"""

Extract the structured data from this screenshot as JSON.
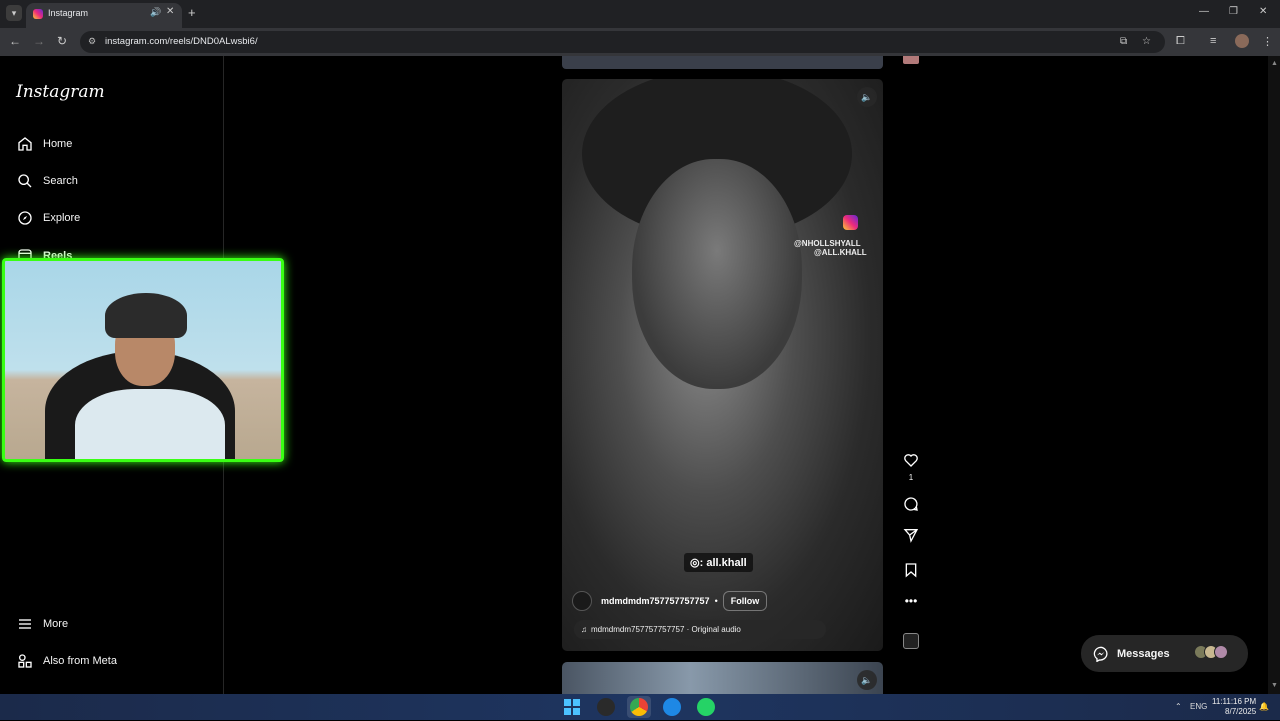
{
  "browser": {
    "tab_title": "Instagram",
    "url": "instagram.com/reels/DND0ALwsbi6/",
    "new_tab": "+",
    "controls": {
      "minimize": "—",
      "restore": "❐",
      "close": "✕"
    }
  },
  "sidebar": {
    "logo": "Instagram",
    "items": [
      {
        "label": "Home",
        "icon": "home-icon"
      },
      {
        "label": "Search",
        "icon": "search-icon"
      },
      {
        "label": "Explore",
        "icon": "compass-icon"
      },
      {
        "label": "Reels",
        "icon": "reels-icon"
      },
      {
        "label": "More",
        "icon": "menu-icon"
      },
      {
        "label": "Also from Meta",
        "icon": "meta-icon"
      }
    ]
  },
  "reel": {
    "overlay_handle_1": "@NHOLLSHYALL",
    "overlay_handle_2": "@ALL.KHALL",
    "watermark": ": all.khall",
    "author": "mdmdmdm757757757757",
    "separator": "•",
    "follow_label": "Follow",
    "audio_label": "mdmdmdm757757757757 · Original audio"
  },
  "actions": {
    "like_count": "1"
  },
  "messages": {
    "label": "Messages"
  },
  "taskbar": {
    "language": "ENG",
    "time": "11:11:16 PM",
    "date": "8/7/2025"
  },
  "colors": {
    "webcam_border": "#39ff14",
    "background": "#000000",
    "sidebar_border": "#262626"
  }
}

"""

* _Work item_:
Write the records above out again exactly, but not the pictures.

* _Written answer_:
Extract the structured data from this screenshot as JSON.
{
  "browser": {
    "tab_title": "Instagram",
    "url": "instagram.com/reels/DND0ALwsbi6/",
    "new_tab": "+",
    "controls": {
      "minimize": "—",
      "restore": "❐",
      "close": "✕"
    }
  },
  "sidebar": {
    "logo": "Instagram",
    "items": [
      {
        "label": "Home",
        "icon": "home-icon"
      },
      {
        "label": "Search",
        "icon": "search-icon"
      },
      {
        "label": "Explore",
        "icon": "compass-icon"
      },
      {
        "label": "Reels",
        "icon": "reels-icon"
      },
      {
        "label": "More",
        "icon": "menu-icon"
      },
      {
        "label": "Also from Meta",
        "icon": "meta-icon"
      }
    ]
  },
  "reel": {
    "overlay_handle_1": "@NHOLLSHYALL",
    "overlay_handle_2": "@ALL.KHALL",
    "watermark": ": all.khall",
    "author": "mdmdmdm757757757757",
    "separator": "•",
    "follow_label": "Follow",
    "audio_label": "mdmdmdm757757757757 · Original audio"
  },
  "actions": {
    "like_count": "1"
  },
  "messages": {
    "label": "Messages"
  },
  "taskbar": {
    "language": "ENG",
    "time": "11:11:16 PM",
    "date": "8/7/2025"
  },
  "colors": {
    "webcam_border": "#39ff14",
    "background": "#000000",
    "sidebar_border": "#262626"
  }
}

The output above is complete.